= PROBLEM TO SOLVE =
Could you return every record below word for word, leaving out the pictures?

= Items from a data source =
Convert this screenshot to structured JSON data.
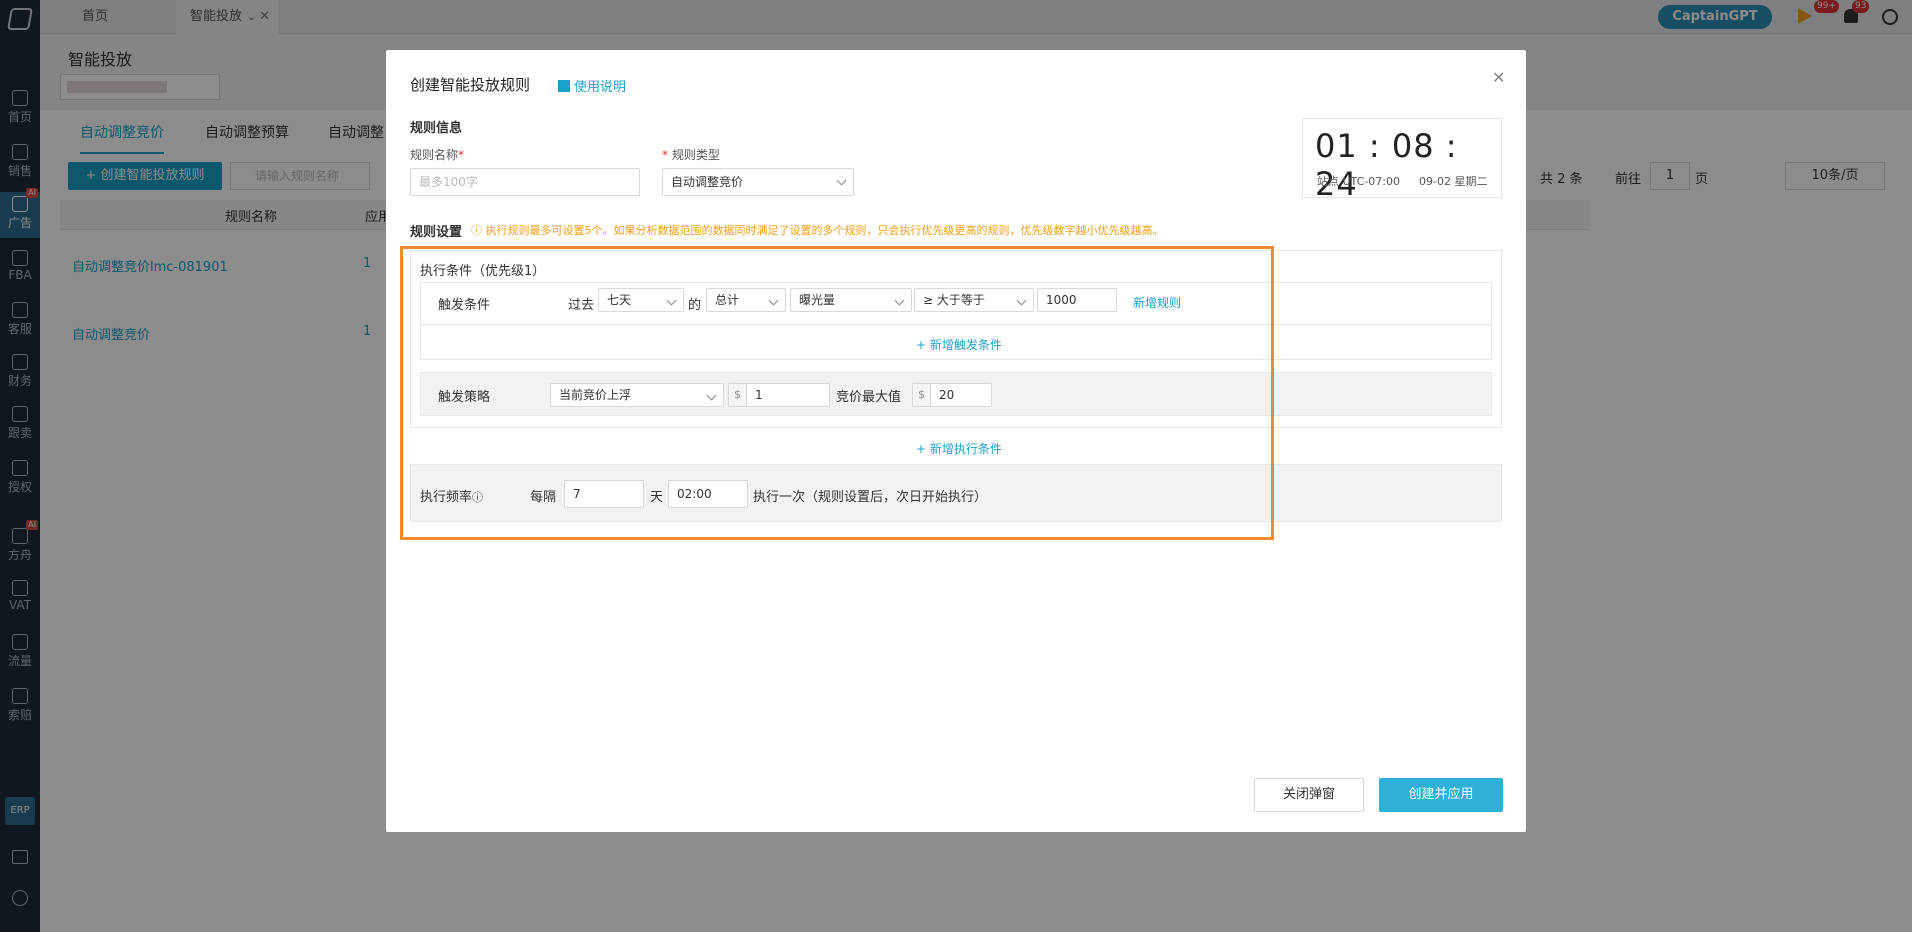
{
  "sidebar": {
    "items": [
      {
        "label": "首页",
        "icon": "home-icon"
      },
      {
        "label": "销售",
        "icon": "chart-icon"
      },
      {
        "label": "广告",
        "icon": "ad-icon",
        "badge": "AI"
      },
      {
        "label": "FBA",
        "icon": "box-icon"
      },
      {
        "label": "客服",
        "icon": "service-icon"
      },
      {
        "label": "财务",
        "icon": "dollar-icon"
      },
      {
        "label": "跟卖",
        "icon": "pie-icon"
      },
      {
        "label": "授权",
        "icon": "shield-icon"
      },
      {
        "label": "方舟",
        "icon": "ark-icon",
        "badge": "AI"
      },
      {
        "label": "VAT",
        "icon": "building-icon"
      },
      {
        "label": "流量",
        "icon": "traffic-icon"
      },
      {
        "label": "索赔",
        "icon": "claim-icon"
      }
    ],
    "erp_label": "ERP"
  },
  "topbar": {
    "tabs": [
      "首页",
      "智能投放"
    ],
    "captain_label": "CaptainGPT",
    "badge_flag": "99+",
    "badge_bell": "93"
  },
  "page": {
    "title": "智能投放",
    "tabs": [
      "自动调整竞价",
      "自动调整预算",
      "自动调整"
    ],
    "create_button": "+ 创建智能投放规则",
    "search_placeholder": "请输入规则名称",
    "table_headers": [
      "规则名称",
      "应用"
    ],
    "rows": [
      {
        "name": "自动调整竞价lmc-081901",
        "count": "1"
      },
      {
        "name": "自动调整竞价",
        "count": "1"
      }
    ],
    "pager": {
      "total": "共 2 条",
      "goto": "前往",
      "page": "1",
      "page_unit": "页",
      "page_size": "10条/页"
    }
  },
  "modal": {
    "title": "创建智能投放规则",
    "help_link": "使用说明",
    "section_info": "规则信息",
    "name_label": "规则名称",
    "name_placeholder": "最多100字",
    "type_label": "规则类型",
    "type_value": "自动调整竞价",
    "clock": {
      "time": "01 : 08 : 24",
      "zone": "站点 UTC-07:00",
      "date": "09-02 星期二"
    },
    "section_rules": "规则设置",
    "rules_hint": "执行规则最多可设置5个。如果分析数据范围的数据同时满足了设置的多个规则，只会执行优先级更高的规则，优先级数字越小优先级越高。",
    "condition_title": "执行条件（优先级1）",
    "trigger_label": "触发条件",
    "past_label": "过去",
    "period_value": "七天",
    "of_label": "的",
    "agg_value": "总计",
    "metric_value": "曝光量",
    "operator_value": "≥ 大于等于",
    "threshold_value": "1000",
    "add_rule_link": "新增规则",
    "add_trigger_link": "+ 新增触发条件",
    "strategy_label": "触发策略",
    "strategy_value": "当前竞价上浮",
    "currency": "$",
    "strategy_amount": "1",
    "max_bid_label": "竞价最大值",
    "max_bid_value": "20",
    "add_condition_link": "+ 新增执行条件",
    "freq_label": "执行频率",
    "every_label": "每隔",
    "every_value": "7",
    "day_label": "天",
    "time_value": "02:00",
    "freq_suffix": "执行一次（规则设置后，次日开始执行）",
    "close_button": "关闭弹窗",
    "submit_button": "创建并应用"
  },
  "colors": {
    "accent": "#1aa1c7",
    "highlight": "#f28a30",
    "hint": "#f39c12"
  }
}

= RESULT OF THE TASK =
Convert this screenshot to structured JSON data.
{
  "sidebar": {
    "items": [
      {
        "label": "首页",
        "icon": "home-icon"
      },
      {
        "label": "销售",
        "icon": "chart-icon"
      },
      {
        "label": "广告",
        "icon": "ad-icon",
        "badge": "AI"
      },
      {
        "label": "FBA",
        "icon": "box-icon"
      },
      {
        "label": "客服",
        "icon": "service-icon"
      },
      {
        "label": "财务",
        "icon": "dollar-icon"
      },
      {
        "label": "跟卖",
        "icon": "pie-icon"
      },
      {
        "label": "授权",
        "icon": "shield-icon"
      },
      {
        "label": "方舟",
        "icon": "ark-icon",
        "badge": "AI"
      },
      {
        "label": "VAT",
        "icon": "building-icon"
      },
      {
        "label": "流量",
        "icon": "traffic-icon"
      },
      {
        "label": "索赔",
        "icon": "claim-icon"
      }
    ],
    "erp_label": "ERP"
  },
  "topbar": {
    "tabs": [
      "首页",
      "智能投放"
    ],
    "captain_label": "CaptainGPT",
    "badge_flag": "99+",
    "badge_bell": "93"
  },
  "page": {
    "title": "智能投放",
    "tabs": [
      "自动调整竞价",
      "自动调整预算",
      "自动调整"
    ],
    "create_button": "+ 创建智能投放规则",
    "search_placeholder": "请输入规则名称",
    "table_headers": [
      "规则名称",
      "应用"
    ],
    "rows": [
      {
        "name": "自动调整竞价lmc-081901",
        "count": "1"
      },
      {
        "name": "自动调整竞价",
        "count": "1"
      }
    ],
    "pager": {
      "total": "共 2 条",
      "goto": "前往",
      "page": "1",
      "page_unit": "页",
      "page_size": "10条/页"
    }
  },
  "modal": {
    "title": "创建智能投放规则",
    "help_link": "使用说明",
    "section_info": "规则信息",
    "name_label": "规则名称",
    "name_placeholder": "最多100字",
    "type_label": "规则类型",
    "type_value": "自动调整竞价",
    "clock": {
      "time": "01 : 08 : 24",
      "zone": "站点 UTC-07:00",
      "date": "09-02 星期二"
    },
    "section_rules": "规则设置",
    "rules_hint": "执行规则最多可设置5个。如果分析数据范围的数据同时满足了设置的多个规则，只会执行优先级更高的规则，优先级数字越小优先级越高。",
    "condition_title": "执行条件（优先级1）",
    "trigger_label": "触发条件",
    "past_label": "过去",
    "period_value": "七天",
    "of_label": "的",
    "agg_value": "总计",
    "metric_value": "曝光量",
    "operator_value": "≥ 大于等于",
    "threshold_value": "1000",
    "add_rule_link": "新增规则",
    "add_trigger_link": "+ 新增触发条件",
    "strategy_label": "触发策略",
    "strategy_value": "当前竞价上浮",
    "currency": "$",
    "strategy_amount": "1",
    "max_bid_label": "竞价最大值",
    "max_bid_value": "20",
    "add_condition_link": "+ 新增执行条件",
    "freq_label": "执行频率",
    "every_label": "每隔",
    "every_value": "7",
    "day_label": "天",
    "time_value": "02:00",
    "freq_suffix": "执行一次（规则设置后，次日开始执行）",
    "close_button": "关闭弹窗",
    "submit_button": "创建并应用"
  },
  "colors": {
    "accent": "#1aa1c7",
    "highlight": "#f28a30",
    "hint": "#f39c12"
  }
}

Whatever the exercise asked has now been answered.